  1. weitbrec says:

    Marketing Porsches as cars that are versatile enough for everyday use doesn’t necessarily have to compromise their status as a luxury car brand. On the contrary. The most basic Porsche models are actually not even that much more expensive than the top classes of ‘everyday’ car makers such as Nissan, Mitsubishi, etc (see http://autos.msn.com/browse/Porsche.aspx), but the brand image associated with a Porsche is an entirely different one. If one drives a Porsche, even the most basic model, it’s so much ‘cooler’ and more ‘impressive’ than most other, non-luxury car brands. As long as Porsche continues its expensive models as well I don’t see a danger in making its lower end lines more appealing for ‘everyday use’; rather, it could create another form of status symbol (“So, you’re driving a Porsche to? But what model/line?”) in which those that can afford the more expensive Porsche models are once again on top.

    If they maintain their engineering, quality, and design, Porsche will always remain part of the luxury car market; their reputation and brand image isn’t solely based on an idea but also on a well-working, lasting, and appealing product. Thus, it might actually be a smart step to make consumers more aware of the more basic Porsche models and to emphasize their everyday use, as it could also help to further reinforce Porsche’s position as a luxury car brand with a very valuable product.

  2. menewell says:

    Interesting post and a very interesting strategy that Porsche is beginning to utilize. As you outline in the post Porsche VP, David Pryor argued that rather than abandoning the traditional identity of the brand, the “everyday magic” campaign is simply placing, “a little bit of focus on that every day side of it.” That’s great, but one of the things in my mind that make a Porsche a Porsche is that not everyone has one, you don’t see many of them so when you do they stand out. This campaign, as you communicated, seems to be trying to target a larger audience and move away from the “luxury sports car” image to as Pryor says himself an, “every day side of Porsche” image. Personally I don’t like it, and don’t think it will be very successful as they are going away from their loyal target audience. What do you think?

    • sherlynk says:

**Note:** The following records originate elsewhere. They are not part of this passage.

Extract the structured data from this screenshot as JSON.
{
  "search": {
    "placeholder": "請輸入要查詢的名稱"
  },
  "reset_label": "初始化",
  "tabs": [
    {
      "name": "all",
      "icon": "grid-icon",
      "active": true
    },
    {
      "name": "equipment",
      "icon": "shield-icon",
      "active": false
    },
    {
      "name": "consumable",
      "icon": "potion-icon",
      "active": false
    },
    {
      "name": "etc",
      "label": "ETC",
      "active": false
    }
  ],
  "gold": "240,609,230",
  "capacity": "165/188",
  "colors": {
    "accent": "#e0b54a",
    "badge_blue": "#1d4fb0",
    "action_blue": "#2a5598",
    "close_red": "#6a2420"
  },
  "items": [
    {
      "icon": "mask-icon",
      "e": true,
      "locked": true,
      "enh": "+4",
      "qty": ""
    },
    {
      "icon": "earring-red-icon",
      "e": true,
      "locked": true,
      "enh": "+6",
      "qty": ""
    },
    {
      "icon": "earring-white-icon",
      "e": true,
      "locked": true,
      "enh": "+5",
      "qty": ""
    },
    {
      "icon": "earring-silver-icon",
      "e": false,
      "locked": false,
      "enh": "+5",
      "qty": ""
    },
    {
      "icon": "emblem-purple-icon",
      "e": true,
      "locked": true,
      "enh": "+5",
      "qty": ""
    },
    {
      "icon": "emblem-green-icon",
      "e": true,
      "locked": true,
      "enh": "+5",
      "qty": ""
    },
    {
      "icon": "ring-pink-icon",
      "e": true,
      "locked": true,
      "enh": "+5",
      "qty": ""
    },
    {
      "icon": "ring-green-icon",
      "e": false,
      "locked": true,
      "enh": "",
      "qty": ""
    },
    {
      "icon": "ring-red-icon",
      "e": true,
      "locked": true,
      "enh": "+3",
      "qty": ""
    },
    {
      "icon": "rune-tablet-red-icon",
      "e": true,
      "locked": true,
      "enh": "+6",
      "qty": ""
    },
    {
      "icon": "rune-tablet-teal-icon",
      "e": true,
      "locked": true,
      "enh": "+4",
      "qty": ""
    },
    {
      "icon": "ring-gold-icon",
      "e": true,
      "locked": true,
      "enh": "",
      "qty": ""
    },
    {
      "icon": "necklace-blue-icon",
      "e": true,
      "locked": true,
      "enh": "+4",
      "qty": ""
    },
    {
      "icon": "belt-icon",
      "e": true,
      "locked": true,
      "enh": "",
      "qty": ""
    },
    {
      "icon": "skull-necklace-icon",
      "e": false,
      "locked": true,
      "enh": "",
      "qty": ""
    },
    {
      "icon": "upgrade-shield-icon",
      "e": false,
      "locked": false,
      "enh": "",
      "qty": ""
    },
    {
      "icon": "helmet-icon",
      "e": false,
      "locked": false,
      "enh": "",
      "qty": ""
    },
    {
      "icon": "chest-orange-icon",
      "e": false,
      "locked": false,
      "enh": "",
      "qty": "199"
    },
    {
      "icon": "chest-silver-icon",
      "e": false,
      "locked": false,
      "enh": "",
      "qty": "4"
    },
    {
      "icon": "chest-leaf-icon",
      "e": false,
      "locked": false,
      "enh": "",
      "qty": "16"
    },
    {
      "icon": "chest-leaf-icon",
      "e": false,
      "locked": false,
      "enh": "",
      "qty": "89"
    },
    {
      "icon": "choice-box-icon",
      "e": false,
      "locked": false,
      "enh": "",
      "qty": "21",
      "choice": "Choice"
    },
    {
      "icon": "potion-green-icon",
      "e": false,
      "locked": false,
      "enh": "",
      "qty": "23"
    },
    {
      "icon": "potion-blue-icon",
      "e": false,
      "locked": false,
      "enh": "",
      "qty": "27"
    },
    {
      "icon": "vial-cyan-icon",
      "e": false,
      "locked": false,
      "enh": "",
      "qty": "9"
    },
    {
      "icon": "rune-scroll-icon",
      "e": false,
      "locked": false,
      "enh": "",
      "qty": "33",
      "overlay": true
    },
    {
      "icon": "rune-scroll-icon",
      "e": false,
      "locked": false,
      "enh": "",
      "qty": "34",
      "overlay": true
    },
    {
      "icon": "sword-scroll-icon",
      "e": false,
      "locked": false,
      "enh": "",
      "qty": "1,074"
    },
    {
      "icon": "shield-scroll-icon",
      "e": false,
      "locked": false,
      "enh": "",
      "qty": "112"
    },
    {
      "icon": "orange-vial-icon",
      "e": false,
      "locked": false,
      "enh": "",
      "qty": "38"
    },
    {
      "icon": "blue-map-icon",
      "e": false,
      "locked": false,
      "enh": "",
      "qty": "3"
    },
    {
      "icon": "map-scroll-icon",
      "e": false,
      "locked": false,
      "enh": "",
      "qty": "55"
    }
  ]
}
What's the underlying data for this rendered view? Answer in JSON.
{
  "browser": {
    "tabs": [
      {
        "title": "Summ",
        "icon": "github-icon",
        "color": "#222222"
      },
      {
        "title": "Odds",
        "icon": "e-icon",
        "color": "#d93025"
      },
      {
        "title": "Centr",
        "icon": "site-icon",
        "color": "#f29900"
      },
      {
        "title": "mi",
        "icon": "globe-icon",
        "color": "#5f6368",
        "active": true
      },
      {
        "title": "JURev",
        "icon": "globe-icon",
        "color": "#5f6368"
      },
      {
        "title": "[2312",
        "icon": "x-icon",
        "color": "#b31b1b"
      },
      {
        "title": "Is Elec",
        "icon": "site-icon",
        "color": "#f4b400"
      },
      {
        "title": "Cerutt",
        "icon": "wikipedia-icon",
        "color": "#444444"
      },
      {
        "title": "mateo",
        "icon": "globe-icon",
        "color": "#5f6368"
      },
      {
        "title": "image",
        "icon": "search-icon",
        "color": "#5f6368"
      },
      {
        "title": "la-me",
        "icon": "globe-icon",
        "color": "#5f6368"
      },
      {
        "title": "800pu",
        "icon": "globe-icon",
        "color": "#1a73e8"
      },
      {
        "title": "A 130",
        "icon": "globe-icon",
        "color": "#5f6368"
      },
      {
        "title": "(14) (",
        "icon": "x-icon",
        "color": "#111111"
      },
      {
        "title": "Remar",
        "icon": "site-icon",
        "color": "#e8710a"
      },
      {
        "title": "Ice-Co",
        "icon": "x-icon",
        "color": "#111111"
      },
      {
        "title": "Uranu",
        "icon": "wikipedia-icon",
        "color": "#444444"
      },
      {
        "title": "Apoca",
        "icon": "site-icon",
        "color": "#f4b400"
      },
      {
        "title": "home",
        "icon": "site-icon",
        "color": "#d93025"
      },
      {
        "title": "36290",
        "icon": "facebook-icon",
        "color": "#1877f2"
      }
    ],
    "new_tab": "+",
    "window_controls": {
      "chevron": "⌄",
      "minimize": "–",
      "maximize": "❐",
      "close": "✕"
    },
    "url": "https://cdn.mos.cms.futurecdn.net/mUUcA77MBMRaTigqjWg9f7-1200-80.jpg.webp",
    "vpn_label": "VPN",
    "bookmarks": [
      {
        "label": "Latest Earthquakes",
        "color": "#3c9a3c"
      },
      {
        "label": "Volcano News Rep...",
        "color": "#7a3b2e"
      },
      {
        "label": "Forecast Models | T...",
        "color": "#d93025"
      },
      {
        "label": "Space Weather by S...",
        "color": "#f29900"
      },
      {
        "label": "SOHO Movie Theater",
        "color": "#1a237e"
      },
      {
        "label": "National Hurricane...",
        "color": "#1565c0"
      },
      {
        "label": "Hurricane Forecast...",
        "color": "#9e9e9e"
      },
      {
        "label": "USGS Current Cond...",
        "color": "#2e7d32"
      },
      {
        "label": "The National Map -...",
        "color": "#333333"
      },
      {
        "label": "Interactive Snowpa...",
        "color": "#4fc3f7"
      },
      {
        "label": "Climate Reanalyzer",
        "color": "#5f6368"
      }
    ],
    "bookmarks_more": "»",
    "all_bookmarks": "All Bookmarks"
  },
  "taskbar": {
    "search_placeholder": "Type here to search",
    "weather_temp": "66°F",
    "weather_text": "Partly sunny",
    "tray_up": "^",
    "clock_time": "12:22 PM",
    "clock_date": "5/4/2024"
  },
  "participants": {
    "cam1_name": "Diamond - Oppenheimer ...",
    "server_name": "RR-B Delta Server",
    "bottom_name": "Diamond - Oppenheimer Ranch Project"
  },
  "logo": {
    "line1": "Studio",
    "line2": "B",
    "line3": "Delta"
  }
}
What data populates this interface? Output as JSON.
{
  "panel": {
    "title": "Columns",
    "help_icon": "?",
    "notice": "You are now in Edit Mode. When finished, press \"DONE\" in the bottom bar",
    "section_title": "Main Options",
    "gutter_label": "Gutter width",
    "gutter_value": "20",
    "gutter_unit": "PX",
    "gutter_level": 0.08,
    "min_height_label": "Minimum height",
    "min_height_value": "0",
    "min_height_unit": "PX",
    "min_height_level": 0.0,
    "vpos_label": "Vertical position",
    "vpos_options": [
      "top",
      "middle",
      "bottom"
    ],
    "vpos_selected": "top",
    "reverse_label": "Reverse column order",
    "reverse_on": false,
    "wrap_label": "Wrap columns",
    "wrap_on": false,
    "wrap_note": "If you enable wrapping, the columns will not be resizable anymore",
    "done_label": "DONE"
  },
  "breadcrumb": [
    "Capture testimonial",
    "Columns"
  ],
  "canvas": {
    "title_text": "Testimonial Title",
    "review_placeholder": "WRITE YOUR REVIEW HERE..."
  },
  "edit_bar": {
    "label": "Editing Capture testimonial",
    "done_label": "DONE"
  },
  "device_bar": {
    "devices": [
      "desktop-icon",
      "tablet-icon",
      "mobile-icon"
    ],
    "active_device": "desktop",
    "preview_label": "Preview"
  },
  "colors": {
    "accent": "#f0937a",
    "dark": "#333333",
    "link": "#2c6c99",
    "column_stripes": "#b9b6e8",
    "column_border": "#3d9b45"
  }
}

      Even though my initial reaction to this campaign was a positive one, because it had me intrigued, I definitely see your point (menewell). It’ll be interesting to see how Porsche’s sales numbers change in the next few months. I think the existing Porsche owners could either gripe and grumble because the status and glory that their cars magically bring seems to be diluted by this campaign’s appeal to the everyman, or really get on board because the ads show that the mundane every day errands is spiced up and value added when made possible by a Porsche. Other prominent car brands like Rolls Royce, Jaguar and even Mini Cooper (though the latter is not considered quite as luxurious) have cult-like groups of owners who love the brands with fierce passion, and some are quicker to speak when their car-owner status is threatened. For example, Many who drive Rolls Royce cars refuse to acknowledge that the company is owned by BMW, which also manufactures Mini Coopers. I wonder how vocal the current Porsche fanatics will prove themselves to be?

  3. bloomrh says:

    @Christine – I agree that the “everyday magic” campaign could have been a useful opportunity for Porsche to split their target market between high-end luxury consumers and perhaps less wealthy consumers of their lower range sports cars.

    The only problem is that the “everyday magic” campaign is mainly concerned with advertising the “911” model, which certainly falls within the high-end luxury category (retailing at around $100,000!).

    The problem with sports cars is that people who purchase them are generally not interested in the utility of the product, but rather the brand/personality/image that goes along with owning one. The thought process is definitely there, but the execution could have been a little better.

    @Mattson – I completely agree that the campaign has not been executed effectively. This is clearly an attempt to differentiate the Porsche product from their principal competitors, which doesn’t necessarily work.

    The current economic climate is clearly not conducive to marketing luxury products. Perhaps Porsche’s marketing team would have been better off saving their resources for a less “rainy day.”

    I think this is a bold and risky attempt from Porsche in terms of repositioning themselves within the automobile market, and I suppose only time will tell how effective a strategy it proves to be.

    • Christine says:

      If it’s only the 911 model that’s supposed to be the ‘everyday’ Porsche, that’d definitely be a misfit. I just had a look online whether Porsche also has this marketing campaign in Germany, but apparently they don’t, even though in Germany cars are the penultimate status symbols until today and people will actually invest a lot of (loan) money into them.

      The only remaining reason I can think of why Porsche would have a marketing campaign like this one is that they may have discovered a certain type of consumer that would go for the everyday, yet expensive 911 and the image associated with it. One development that can be observed in Germany, again, for example, is that the buyers of Porsches become increasingly younger. Porsches used to be the ‘midlife-crisis’ cars that 45-50 year old men bought to look younger and more dynamic, but recently I’ve seen even 25 to 30 year olds driving Porsches, particularly when their DINKY (Double Income No Kids Yet).

      Could that be a trend Porsche tries to make use of/encourage in other countries, too? The 911 is also called the ‘Allrounder’, which may be a key selling point for younger consumers in particular.

  4. Jen Hau says:

    this reminds me of how Chanel decided to have Blake Lively (Gossip Girl star) to be their ambassador because she is the “all american girl”. Lively’s first statement is that she’ll carry the chanel purse like every girl. both chanel and porsche have established brand images and want to emphasize the usability of their products. i think the porsche everyday campaign will be successful because these high end brands can differentiate themselves with other brands by price and the limited access to their products. not everyone can buy it. even if consumers have enough money, they might not be able to have access to the popular products because the products are sometimes limited or have a long waitlist.

    that is, there are other ways in which high end brands use to remain in the same status while having campaigns that show their products are suitable for everyday use.

  5. SLiddon says:

    I like the idea of Porsche trying to market their car towards “everyday” use in order to increase demand by enlarging their customer base but it seems they went a little too far in that direction. Porsche should never be mentioned in the same sentence as “pickup truck,” much less advertised. While I do think this marketing campaign should lead to an increase in sales, portraying their brand as less prestigious has a myriad of long term unintended consequences seem to far outweigh the short term benefits.